### Material for the task
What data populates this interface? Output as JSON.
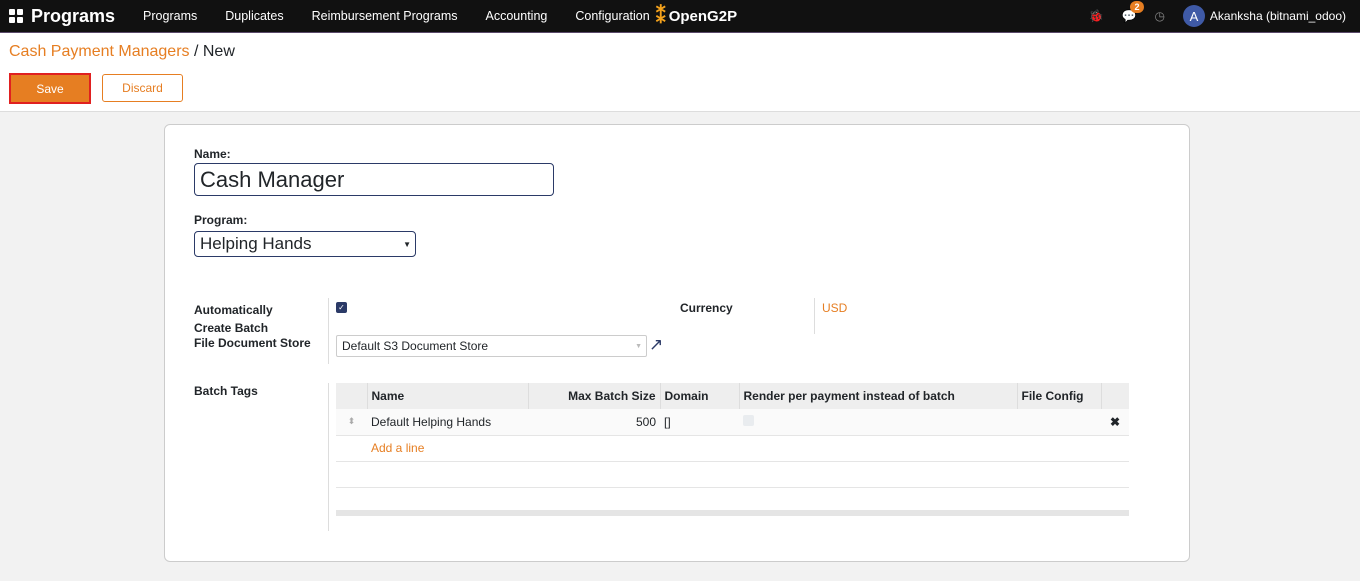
{
  "nav": {
    "brand": "Programs",
    "menu": [
      "Programs",
      "Duplicates",
      "Reimbursement Programs",
      "Accounting",
      "Configuration"
    ],
    "logo": "OpenG2P",
    "messages_count": "2",
    "user_initial": "A",
    "user": "Akanksha (bitnami_odoo)"
  },
  "breadcrumb": {
    "parent": "Cash Payment Managers",
    "sep": " / ",
    "current": "New"
  },
  "buttons": {
    "save": "Save",
    "discard": "Discard"
  },
  "form": {
    "name_label": "Name:",
    "name_value": "Cash Manager",
    "program_label": "Program:",
    "program_value": "Helping Hands",
    "auto_batch_label": "Automatically Create Batch",
    "auto_batch_checked": true,
    "currency_label": "Currency",
    "currency_value": "USD",
    "file_store_label": "File Document Store",
    "file_store_value": "Default S3 Document Store",
    "batch_tags_label": "Batch Tags"
  },
  "table": {
    "headers": [
      "Name",
      "Max Batch Size",
      "Domain",
      "Render per payment instead of batch",
      "File Config"
    ],
    "rows": [
      {
        "name": "Default Helping Hands",
        "max": "500",
        "domain": "[]",
        "render": false,
        "file_config": ""
      }
    ],
    "add_line": "Add a line"
  }
}
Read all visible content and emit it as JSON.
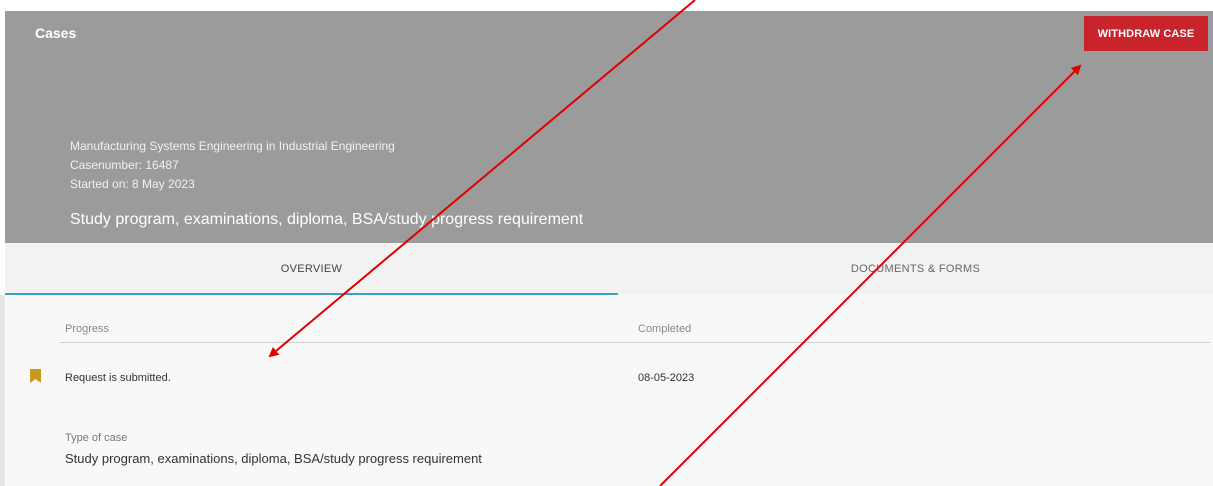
{
  "header": {
    "title": "Cases",
    "withdraw_label": "WITHDRAW CASE",
    "program": "Manufacturing Systems Engineering in Industrial Engineering",
    "case_number": "Casenumber: 16487",
    "started_on": "Started on: 8 May 2023",
    "subject": "Study program, examinations, diploma, BSA/study progress requirement"
  },
  "tabs": {
    "overview": "OVERVIEW",
    "documents": "DOCUMENTS & FORMS"
  },
  "progress": {
    "col_progress": "Progress",
    "col_completed": "Completed",
    "rows": [
      {
        "step": "Request is submitted.",
        "completed": "08-05-2023",
        "icon": "bookmark-icon"
      }
    ]
  },
  "case_type": {
    "label": "Type of case",
    "value": "Study program, examinations, diploma, BSA/study progress requirement"
  },
  "colors": {
    "header_bg": "#9b9b9b",
    "withdraw_bg": "#c9242b",
    "tab_indicator": "#3aa0c8",
    "bookmark": "#c79a1e",
    "annotation_arrow": "#e00000"
  }
}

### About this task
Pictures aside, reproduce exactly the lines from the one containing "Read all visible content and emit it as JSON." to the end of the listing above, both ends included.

### Exercise output
Read all visible content and emit it as JSON.
{
  "header": {
    "title": "Cases",
    "withdraw_label": "WITHDRAW CASE",
    "program": "Manufacturing Systems Engineering in Industrial Engineering",
    "case_number": "Casenumber: 16487",
    "started_on": "Started on: 8 May 2023",
    "subject": "Study program, examinations, diploma, BSA/study progress requirement"
  },
  "tabs": {
    "overview": "OVERVIEW",
    "documents": "DOCUMENTS & FORMS"
  },
  "progress": {
    "col_progress": "Progress",
    "col_completed": "Completed",
    "rows": [
      {
        "step": "Request is submitted.",
        "completed": "08-05-2023",
        "icon": "bookmark-icon"
      }
    ]
  },
  "case_type": {
    "label": "Type of case",
    "value": "Study program, examinations, diploma, BSA/study progress requirement"
  },
  "colors": {
    "header_bg": "#9b9b9b",
    "withdraw_bg": "#c9242b",
    "tab_indicator": "#3aa0c8",
    "bookmark": "#c79a1e",
    "annotation_arrow": "#e00000"
  }
}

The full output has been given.